START INFORMATION GIVEN
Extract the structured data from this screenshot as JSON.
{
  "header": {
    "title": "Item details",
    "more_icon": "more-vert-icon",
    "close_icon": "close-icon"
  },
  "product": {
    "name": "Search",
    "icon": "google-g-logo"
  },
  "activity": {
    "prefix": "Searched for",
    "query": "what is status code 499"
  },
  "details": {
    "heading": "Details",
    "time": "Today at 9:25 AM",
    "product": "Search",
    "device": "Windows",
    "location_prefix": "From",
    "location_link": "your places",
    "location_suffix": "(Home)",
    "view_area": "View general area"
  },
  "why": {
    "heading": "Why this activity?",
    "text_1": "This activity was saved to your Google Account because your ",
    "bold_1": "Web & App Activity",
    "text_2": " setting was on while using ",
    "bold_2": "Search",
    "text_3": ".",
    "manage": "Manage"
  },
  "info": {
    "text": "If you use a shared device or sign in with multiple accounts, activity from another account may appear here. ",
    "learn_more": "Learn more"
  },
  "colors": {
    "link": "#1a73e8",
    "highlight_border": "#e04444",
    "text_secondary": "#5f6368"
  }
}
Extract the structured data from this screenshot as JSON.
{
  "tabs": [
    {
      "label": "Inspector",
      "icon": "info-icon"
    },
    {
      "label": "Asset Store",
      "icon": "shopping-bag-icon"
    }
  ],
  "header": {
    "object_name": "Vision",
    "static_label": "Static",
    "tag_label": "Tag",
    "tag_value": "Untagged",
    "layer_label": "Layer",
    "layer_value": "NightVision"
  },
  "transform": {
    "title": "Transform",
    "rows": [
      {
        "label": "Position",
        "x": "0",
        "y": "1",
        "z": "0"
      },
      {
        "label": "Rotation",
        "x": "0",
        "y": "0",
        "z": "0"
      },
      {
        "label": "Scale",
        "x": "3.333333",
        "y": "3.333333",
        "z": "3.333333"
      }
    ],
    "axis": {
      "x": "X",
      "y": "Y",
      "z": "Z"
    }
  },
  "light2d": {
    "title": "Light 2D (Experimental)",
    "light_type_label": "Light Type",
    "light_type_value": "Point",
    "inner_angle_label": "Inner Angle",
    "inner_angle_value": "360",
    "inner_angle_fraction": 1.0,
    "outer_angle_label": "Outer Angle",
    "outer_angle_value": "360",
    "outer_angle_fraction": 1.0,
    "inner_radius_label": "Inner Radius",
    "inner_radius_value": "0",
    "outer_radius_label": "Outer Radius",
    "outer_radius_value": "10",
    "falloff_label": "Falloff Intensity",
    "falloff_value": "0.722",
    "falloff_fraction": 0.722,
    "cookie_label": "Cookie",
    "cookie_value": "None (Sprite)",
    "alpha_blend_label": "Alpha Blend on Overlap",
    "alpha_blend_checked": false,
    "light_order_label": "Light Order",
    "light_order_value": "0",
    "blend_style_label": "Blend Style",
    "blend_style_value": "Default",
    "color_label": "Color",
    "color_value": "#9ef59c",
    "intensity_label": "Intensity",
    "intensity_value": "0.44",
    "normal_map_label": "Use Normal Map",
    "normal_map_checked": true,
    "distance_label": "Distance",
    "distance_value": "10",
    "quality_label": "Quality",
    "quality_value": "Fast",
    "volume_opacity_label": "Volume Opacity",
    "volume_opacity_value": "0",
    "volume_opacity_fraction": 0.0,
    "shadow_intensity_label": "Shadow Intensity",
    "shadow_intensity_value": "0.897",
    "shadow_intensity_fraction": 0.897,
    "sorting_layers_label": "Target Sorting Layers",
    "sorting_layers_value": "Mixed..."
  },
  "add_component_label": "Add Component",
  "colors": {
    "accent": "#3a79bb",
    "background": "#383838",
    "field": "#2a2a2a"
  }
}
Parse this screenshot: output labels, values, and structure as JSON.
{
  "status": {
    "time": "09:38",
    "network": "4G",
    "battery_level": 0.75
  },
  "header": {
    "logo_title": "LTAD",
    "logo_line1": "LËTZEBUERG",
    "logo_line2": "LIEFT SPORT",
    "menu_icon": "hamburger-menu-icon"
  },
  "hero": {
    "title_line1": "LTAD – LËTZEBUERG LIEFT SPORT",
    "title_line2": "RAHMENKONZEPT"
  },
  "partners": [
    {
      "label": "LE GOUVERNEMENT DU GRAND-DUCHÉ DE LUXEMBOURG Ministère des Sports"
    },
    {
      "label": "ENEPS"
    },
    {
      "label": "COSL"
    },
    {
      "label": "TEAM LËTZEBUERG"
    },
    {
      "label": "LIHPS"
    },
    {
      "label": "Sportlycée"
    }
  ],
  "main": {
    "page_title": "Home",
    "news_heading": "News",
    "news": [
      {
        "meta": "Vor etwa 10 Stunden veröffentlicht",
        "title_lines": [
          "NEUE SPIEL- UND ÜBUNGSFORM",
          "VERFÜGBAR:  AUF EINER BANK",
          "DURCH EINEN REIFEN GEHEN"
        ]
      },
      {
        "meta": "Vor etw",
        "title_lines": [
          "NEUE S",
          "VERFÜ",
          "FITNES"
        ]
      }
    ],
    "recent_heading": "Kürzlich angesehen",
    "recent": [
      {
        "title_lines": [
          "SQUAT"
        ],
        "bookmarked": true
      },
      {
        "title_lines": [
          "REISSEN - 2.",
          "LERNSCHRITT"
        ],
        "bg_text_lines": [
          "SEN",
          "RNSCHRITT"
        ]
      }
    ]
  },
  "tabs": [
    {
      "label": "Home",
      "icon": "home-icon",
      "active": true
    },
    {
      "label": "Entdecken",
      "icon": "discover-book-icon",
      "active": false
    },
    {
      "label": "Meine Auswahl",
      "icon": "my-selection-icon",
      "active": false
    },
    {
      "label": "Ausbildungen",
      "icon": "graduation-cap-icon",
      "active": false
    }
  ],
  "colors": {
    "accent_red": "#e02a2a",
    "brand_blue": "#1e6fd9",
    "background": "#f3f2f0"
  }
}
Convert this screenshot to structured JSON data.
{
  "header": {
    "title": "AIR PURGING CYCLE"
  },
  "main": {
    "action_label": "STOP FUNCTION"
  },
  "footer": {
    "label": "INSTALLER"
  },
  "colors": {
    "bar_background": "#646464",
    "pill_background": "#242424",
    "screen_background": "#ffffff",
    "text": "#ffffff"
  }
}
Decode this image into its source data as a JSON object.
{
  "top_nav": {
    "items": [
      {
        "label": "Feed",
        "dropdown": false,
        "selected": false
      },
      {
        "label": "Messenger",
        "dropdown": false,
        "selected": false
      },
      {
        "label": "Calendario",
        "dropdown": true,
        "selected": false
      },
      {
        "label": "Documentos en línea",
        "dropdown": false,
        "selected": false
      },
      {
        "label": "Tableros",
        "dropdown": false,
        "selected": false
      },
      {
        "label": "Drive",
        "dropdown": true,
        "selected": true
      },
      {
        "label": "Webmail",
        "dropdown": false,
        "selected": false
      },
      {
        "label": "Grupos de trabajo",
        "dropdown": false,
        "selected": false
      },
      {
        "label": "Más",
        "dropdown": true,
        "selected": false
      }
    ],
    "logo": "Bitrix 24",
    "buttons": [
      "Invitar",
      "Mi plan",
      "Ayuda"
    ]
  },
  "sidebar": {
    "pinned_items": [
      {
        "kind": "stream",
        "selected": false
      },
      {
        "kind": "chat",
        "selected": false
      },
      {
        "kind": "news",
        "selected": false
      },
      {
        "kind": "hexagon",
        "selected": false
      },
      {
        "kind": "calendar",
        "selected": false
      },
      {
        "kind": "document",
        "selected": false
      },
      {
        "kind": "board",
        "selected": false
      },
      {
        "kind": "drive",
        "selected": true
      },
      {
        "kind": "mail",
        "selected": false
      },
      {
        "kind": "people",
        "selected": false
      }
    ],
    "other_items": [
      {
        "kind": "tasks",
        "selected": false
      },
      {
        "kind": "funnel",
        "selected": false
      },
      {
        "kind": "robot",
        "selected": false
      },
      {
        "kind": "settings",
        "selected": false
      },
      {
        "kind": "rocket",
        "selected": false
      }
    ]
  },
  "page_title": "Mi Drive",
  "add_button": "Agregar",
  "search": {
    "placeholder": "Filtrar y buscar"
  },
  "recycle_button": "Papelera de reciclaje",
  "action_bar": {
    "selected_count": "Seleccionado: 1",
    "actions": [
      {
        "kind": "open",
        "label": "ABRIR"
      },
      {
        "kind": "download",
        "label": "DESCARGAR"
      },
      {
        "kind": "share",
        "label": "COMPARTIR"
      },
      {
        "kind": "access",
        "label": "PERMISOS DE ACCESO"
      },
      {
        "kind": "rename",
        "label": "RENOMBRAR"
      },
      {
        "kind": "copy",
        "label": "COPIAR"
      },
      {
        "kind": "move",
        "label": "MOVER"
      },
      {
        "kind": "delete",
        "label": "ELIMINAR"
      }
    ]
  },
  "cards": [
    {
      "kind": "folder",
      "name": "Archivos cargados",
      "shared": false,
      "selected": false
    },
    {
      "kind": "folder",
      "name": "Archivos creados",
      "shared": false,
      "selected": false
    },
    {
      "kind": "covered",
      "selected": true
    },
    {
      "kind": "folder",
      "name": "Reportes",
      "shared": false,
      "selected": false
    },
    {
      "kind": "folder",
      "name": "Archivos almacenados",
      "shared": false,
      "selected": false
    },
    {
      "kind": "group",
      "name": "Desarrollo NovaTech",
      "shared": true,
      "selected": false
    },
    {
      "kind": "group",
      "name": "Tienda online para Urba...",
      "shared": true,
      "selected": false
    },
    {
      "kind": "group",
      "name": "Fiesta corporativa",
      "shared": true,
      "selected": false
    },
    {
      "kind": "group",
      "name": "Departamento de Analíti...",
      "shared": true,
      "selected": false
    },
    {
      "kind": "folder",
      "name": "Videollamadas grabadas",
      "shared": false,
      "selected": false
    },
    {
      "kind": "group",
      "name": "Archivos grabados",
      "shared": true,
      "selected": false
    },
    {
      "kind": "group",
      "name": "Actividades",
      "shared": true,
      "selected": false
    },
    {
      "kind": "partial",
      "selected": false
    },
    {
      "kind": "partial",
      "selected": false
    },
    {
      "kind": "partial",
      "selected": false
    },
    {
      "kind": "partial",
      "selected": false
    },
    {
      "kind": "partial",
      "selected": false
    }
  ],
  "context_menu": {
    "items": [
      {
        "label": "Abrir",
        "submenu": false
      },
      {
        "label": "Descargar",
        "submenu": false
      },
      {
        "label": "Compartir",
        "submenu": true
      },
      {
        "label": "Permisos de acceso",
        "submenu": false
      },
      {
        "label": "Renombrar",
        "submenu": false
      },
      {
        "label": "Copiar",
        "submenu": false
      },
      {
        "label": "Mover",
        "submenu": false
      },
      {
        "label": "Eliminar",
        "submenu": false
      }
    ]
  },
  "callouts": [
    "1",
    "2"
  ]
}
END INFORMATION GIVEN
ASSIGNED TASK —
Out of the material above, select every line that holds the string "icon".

EXPECTED ANSWER —
    "more_icon": "more-vert-icon",
    "close_icon": "close-icon"
    "icon": "google-g-logo"
      "icon": "info-icon"
      "icon": "shopping-bag-icon"
    "menu_icon": "hamburger-menu-icon"
      "icon": "home-icon",
      "icon": "discover-book-icon",
      "icon": "my-selection-icon",
      "icon": "graduation-cap-icon",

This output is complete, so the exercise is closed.